# ASSIGNMENT
Copy, from the listing, every line in which the string "Leeann" is present.

# ENTRIES PROVIDED

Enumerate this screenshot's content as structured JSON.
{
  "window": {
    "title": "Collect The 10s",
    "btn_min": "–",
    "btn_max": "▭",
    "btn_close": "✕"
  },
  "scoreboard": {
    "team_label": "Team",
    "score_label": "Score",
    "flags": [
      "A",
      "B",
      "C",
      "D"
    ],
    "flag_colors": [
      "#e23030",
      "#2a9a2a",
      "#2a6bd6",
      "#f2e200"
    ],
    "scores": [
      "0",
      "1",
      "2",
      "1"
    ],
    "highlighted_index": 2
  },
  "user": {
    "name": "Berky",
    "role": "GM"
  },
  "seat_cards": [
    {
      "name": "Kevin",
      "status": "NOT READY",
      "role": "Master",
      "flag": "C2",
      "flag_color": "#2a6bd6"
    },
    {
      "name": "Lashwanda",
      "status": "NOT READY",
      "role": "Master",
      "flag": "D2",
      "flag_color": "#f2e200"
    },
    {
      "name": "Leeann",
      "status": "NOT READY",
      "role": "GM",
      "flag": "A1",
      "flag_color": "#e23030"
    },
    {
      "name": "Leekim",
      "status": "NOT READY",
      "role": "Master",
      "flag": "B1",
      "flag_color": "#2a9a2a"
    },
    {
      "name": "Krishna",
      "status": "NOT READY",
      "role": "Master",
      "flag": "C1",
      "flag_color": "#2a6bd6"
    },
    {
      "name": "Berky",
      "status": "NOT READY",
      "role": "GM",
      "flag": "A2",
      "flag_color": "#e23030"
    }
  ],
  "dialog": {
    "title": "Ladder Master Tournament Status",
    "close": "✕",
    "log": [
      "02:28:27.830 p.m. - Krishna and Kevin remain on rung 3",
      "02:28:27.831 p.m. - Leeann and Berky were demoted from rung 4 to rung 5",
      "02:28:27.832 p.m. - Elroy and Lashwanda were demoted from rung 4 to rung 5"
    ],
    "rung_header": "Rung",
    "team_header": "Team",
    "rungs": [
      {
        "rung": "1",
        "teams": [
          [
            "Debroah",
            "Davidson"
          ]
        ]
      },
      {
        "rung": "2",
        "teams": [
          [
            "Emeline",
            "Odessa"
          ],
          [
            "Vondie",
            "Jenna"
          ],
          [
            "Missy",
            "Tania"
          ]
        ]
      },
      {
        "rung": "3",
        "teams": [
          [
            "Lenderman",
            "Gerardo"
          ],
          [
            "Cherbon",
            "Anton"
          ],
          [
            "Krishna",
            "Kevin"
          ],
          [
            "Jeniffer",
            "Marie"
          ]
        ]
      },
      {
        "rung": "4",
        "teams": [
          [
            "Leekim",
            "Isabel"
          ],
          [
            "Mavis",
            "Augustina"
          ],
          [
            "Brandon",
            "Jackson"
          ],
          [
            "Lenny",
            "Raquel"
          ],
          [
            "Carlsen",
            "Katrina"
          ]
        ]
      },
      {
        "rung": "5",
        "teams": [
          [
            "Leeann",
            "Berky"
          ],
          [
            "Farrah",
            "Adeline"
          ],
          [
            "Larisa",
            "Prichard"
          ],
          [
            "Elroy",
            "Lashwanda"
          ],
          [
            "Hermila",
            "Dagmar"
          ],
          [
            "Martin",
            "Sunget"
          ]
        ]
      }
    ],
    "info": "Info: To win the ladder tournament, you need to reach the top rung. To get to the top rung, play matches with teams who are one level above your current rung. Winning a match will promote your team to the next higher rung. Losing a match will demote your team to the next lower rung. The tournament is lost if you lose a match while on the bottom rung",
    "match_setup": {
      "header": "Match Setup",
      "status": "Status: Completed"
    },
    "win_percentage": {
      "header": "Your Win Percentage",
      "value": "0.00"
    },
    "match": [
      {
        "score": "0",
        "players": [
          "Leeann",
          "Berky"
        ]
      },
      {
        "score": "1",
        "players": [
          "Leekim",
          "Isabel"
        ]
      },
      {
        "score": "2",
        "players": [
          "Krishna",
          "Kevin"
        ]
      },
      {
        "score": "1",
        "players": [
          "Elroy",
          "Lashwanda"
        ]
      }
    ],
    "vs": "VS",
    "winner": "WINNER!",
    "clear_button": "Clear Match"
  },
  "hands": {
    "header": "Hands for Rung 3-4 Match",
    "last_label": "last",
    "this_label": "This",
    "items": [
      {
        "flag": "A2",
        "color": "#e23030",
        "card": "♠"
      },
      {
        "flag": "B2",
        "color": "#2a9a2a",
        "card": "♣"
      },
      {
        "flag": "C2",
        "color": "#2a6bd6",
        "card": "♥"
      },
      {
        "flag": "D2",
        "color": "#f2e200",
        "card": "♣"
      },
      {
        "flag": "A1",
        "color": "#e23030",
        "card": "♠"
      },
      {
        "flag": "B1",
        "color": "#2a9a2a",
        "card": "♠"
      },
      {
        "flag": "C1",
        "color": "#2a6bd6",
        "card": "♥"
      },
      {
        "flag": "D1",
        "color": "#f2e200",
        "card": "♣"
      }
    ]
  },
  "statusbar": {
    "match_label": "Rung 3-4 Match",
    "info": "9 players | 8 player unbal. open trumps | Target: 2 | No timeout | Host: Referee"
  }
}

# RESPONSE AREA
      "name": "Leeann",
      "02:28:27.831 p.m. - Leeann and Berky were demoted from rung 4 to rung 5",
            "Leeann",
          "Leeann",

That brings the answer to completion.